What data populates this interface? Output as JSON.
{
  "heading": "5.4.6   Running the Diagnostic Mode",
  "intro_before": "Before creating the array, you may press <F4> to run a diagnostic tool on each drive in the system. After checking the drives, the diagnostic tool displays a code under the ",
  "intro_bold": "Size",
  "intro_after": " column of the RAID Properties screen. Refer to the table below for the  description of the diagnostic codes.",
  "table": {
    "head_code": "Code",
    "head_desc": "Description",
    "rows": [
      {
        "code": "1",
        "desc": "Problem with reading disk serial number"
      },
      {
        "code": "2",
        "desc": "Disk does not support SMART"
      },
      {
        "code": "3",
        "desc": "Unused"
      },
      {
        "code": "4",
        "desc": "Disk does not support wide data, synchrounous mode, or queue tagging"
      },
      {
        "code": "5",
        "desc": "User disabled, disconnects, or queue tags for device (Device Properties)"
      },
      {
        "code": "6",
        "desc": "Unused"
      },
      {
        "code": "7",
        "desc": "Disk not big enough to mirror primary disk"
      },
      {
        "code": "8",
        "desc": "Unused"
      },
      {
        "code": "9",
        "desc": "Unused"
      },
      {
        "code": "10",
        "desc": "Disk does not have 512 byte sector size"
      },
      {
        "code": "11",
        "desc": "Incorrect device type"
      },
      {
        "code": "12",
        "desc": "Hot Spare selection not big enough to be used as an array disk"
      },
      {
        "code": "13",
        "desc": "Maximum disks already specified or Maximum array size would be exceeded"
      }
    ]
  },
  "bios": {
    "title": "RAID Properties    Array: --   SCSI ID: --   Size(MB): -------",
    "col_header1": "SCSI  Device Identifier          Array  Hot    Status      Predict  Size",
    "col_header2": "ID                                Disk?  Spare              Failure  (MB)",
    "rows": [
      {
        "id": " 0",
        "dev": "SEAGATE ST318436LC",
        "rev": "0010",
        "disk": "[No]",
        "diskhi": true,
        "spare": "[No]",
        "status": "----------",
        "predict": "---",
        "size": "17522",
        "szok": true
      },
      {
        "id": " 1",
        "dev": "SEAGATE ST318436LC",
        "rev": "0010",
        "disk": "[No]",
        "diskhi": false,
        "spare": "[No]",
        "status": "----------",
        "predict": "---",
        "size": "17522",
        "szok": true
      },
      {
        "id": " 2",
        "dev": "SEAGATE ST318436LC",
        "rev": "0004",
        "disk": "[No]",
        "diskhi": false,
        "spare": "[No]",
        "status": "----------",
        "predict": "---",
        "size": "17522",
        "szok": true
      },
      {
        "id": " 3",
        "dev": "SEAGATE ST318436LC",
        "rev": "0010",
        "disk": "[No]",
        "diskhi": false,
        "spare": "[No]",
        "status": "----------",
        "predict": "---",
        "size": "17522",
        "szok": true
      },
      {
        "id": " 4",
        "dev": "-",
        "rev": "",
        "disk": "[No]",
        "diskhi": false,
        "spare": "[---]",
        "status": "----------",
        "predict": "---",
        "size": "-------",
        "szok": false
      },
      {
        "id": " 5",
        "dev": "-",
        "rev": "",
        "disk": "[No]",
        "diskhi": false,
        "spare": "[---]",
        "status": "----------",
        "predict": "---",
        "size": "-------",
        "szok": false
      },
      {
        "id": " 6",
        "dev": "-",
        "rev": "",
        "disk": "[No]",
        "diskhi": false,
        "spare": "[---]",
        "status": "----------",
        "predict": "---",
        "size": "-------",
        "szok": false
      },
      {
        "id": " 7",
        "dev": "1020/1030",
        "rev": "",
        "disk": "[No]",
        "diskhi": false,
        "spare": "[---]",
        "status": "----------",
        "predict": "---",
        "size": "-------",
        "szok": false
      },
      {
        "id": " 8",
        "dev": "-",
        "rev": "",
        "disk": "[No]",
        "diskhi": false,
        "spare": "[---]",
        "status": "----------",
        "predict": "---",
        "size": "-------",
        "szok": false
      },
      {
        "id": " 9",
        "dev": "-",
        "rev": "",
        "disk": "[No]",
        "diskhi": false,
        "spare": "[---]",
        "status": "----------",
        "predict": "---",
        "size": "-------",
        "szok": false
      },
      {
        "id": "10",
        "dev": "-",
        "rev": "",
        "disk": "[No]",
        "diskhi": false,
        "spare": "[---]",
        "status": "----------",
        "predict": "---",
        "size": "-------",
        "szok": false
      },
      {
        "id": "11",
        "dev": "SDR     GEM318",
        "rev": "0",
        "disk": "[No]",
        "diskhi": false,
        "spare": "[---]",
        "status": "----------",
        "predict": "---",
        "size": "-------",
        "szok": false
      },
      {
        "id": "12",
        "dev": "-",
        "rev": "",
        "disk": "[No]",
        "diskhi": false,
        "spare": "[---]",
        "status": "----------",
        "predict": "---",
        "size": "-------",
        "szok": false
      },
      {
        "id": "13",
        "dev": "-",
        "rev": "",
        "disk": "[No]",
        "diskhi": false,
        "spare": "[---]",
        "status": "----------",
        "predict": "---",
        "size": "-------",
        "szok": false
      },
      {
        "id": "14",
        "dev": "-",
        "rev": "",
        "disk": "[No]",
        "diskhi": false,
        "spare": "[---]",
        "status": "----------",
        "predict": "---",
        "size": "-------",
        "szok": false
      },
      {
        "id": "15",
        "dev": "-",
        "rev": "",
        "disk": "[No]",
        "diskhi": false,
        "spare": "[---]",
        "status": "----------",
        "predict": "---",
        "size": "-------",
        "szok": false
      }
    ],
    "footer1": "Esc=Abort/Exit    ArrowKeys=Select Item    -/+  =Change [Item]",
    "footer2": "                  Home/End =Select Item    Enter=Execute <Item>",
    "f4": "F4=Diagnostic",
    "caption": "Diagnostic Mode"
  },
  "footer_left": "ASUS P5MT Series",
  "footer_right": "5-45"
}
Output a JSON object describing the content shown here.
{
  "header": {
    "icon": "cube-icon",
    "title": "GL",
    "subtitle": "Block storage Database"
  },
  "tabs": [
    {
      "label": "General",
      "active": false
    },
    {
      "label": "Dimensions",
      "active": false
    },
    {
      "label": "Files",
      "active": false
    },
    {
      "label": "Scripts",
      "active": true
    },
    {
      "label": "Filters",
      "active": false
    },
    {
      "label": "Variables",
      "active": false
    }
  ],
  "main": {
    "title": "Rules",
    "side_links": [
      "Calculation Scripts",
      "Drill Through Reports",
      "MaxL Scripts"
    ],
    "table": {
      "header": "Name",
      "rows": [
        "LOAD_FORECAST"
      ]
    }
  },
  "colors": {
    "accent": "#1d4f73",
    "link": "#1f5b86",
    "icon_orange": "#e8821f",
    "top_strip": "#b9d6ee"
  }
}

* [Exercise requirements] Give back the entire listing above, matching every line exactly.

* [Task result]
What data populates this interface? Output as JSON.
{
  "heading": "5.4.6   Running the Diagnostic Mode",
  "intro_before": "Before creating the array, you may press <F4> to run a diagnostic tool on each drive in the system. After checking the drives, the diagnostic tool displays a code under the ",
  "intro_bold": "Size",
  "intro_after": " column of the RAID Properties screen. Refer to the table below for the  description of the diagnostic codes.",
  "table": {
    "head_code": "Code",
    "head_desc": "Description",
    "rows": [
      {
        "code": "1",
        "desc": "Problem with reading disk serial number"
      },
      {
        "code": "2",
        "desc": "Disk does not support SMART"
      },
      {
        "code": "3",
        "desc": "Unused"
      },
      {
        "code": "4",
        "desc": "Disk does not support wide data, synchrounous mode, or queue tagging"
      },
      {
        "code": "5",
        "desc": "User disabled, disconnects, or queue tags for device (Device Properties)"
      },
      {
        "code": "6",
        "desc": "Unused"
      },
      {
        "code": "7",
        "desc": "Disk not big enough to mirror primary disk"
      },
      {
        "code": "8",
        "desc": "Unused"
      },
      {
        "code": "9",
        "desc": "Unused"
      },
      {
        "code": "10",
        "desc": "Disk does not have 512 byte sector size"
      },
      {
        "code": "11",
        "desc": "Incorrect device type"
      },
      {
        "code": "12",
        "desc": "Hot Spare selection not big enough to be used as an array disk"
      },
      {
        "code": "13",
        "desc": "Maximum disks already specified or Maximum array size would be exceeded"
      }
    ]
  },
  "bios": {
    "title": "RAID Properties    Array: --   SCSI ID: --   Size(MB): -------",
    "col_header1": "SCSI  Device Identifier          Array  Hot    Status      Predict  Size",
    "col_header2": "ID                                Disk?  Spare              Failure  (MB)",
    "rows": [
      {
        "id": " 0",
        "dev": "SEAGATE ST318436LC",
        "rev": "0010",
        "disk": "[No]",
        "diskhi": true,
        "spare": "[No]",
        "status": "----------",
        "predict": "---",
        "size": "17522",
        "szok": true
      },
      {
        "id": " 1",
        "dev": "SEAGATE ST318436LC",
        "rev": "0010",
        "disk": "[No]",
        "diskhi": false,
        "spare": "[No]",
        "status": "----------",
        "predict": "---",
        "size": "17522",
        "szok": true
      },
      {
        "id": " 2",
        "dev": "SEAGATE ST318436LC",
        "rev": "0004",
        "disk": "[No]",
        "diskhi": false,
        "spare": "[No]",
        "status": "----------",
        "predict": "---",
        "size": "17522",
        "szok": true
      },
      {
        "id": " 3",
        "dev": "SEAGATE ST318436LC",
        "rev": "0010",
        "disk": "[No]",
        "diskhi": false,
        "spare": "[No]",
        "status": "----------",
        "predict": "---",
        "size": "17522",
        "szok": true
      },
      {
        "id": " 4",
        "dev": "-",
        "rev": "",
        "disk": "[No]",
        "diskhi": false,
        "spare": "[---]",
        "status": "----------",
        "predict": "---",
        "size": "-------",
        "szok": false
      },
      {
        "id": " 5",
        "dev": "-",
        "rev": "",
        "disk": "[No]",
        "diskhi": false,
        "spare": "[---]",
        "status": "----------",
        "predict": "---",
        "size": "-------",
        "szok": false
      },
      {
        "id": " 6",
        "dev": "-",
        "rev": "",
        "disk": "[No]",
        "diskhi": false,
        "spare": "[---]",
        "status": "----------",
        "predict": "---",
        "size": "-------",
        "szok": false
      },
      {
        "id": " 7",
        "dev": "1020/1030",
        "rev": "",
        "disk": "[No]",
        "diskhi": false,
        "spare": "[---]",
        "status": "----------",
        "predict": "---",
        "size": "-------",
        "szok": false
      },
      {
        "id": " 8",
        "dev": "-",
        "rev": "",
        "disk": "[No]",
        "diskhi": false,
        "spare": "[---]",
        "status": "----------",
        "predict": "---",
        "size": "-------",
        "szok": false
      },
      {
        "id": " 9",
        "dev": "-",
        "rev": "",
        "disk": "[No]",
        "diskhi": false,
        "spare": "[---]",
        "status": "----------",
        "predict": "---",
        "size": "-------",
        "szok": false
      },
      {
        "id": "10",
        "dev": "-",
        "rev": "",
        "disk": "[No]",
        "diskhi": false,
        "spare": "[---]",
        "status": "----------",
        "predict": "---",
        "size": "-------",
        "szok": false
      },
      {
        "id": "11",
        "dev": "SDR     GEM318",
        "rev": "0",
        "disk": "[No]",
        "diskhi": false,
        "spare": "[---]",
        "status": "----------",
        "predict": "---",
        "size": "-------",
        "szok": false
      },
      {
        "id": "12",
        "dev": "-",
        "rev": "",
        "disk": "[No]",
        "diskhi": false,
        "spare": "[---]",
        "status": "----------",
        "predict": "---",
        "size": "-------",
        "szok": false
      },
      {
        "id": "13",
        "dev": "-",
        "rev": "",
        "disk": "[No]",
        "diskhi": false,
        "spare": "[---]",
        "status": "----------",
        "predict": "---",
        "size": "-------",
        "szok": false
      },
      {
        "id": "14",
        "dev": "-",
        "rev": "",
        "disk": "[No]",
        "diskhi": false,
        "spare": "[---]",
        "status": "----------",
        "predict": "---",
        "size": "-------",
        "szok": false
      },
      {
        "id": "15",
        "dev": "-",
        "rev": "",
        "disk": "[No]",
        "diskhi": false,
        "spare": "[---]",
        "status": "----------",
        "predict": "---",
        "size": "-------",
        "szok": false
      }
    ],
    "footer1": "Esc=Abort/Exit    ArrowKeys=Select Item    -/+  =Change [Item]",
    "footer2": "                  Home/End =Select Item    Enter=Execute <Item>",
    "f4": "F4=Diagnostic",
    "caption": "Diagnostic Mode"
  },
  "footer_left": "ASUS P5MT Series",
  "footer_right": "5-45"
}
Output a JSON object describing the content shown here.
{
  "header": {
    "icon": "cube-icon",
    "title": "GL",
    "subtitle": "Block storage Database"
  },
  "tabs": [
    {
      "label": "General",
      "active": false
    },
    {
      "label": "Dimensions",
      "active": false
    },
    {
      "label": "Files",
      "active": false
    },
    {
      "label": "Scripts",
      "active": true
    },
    {
      "label": "Filters",
      "active": false
    },
    {
      "label": "Variables",
      "active": false
    }
  ],
  "main": {
    "title": "Rules",
    "side_links": [
      "Calculation Scripts",
      "Drill Through Reports",
      "MaxL Scripts"
    ],
    "table": {
      "header": "Name",
      "rows": [
        "LOAD_FORECAST"
      ]
    }
  },
  "colors": {
    "accent": "#1d4f73",
    "link": "#1f5b86",
    "icon_orange": "#e8821f",
    "top_strip": "#b9d6ee"
  }
}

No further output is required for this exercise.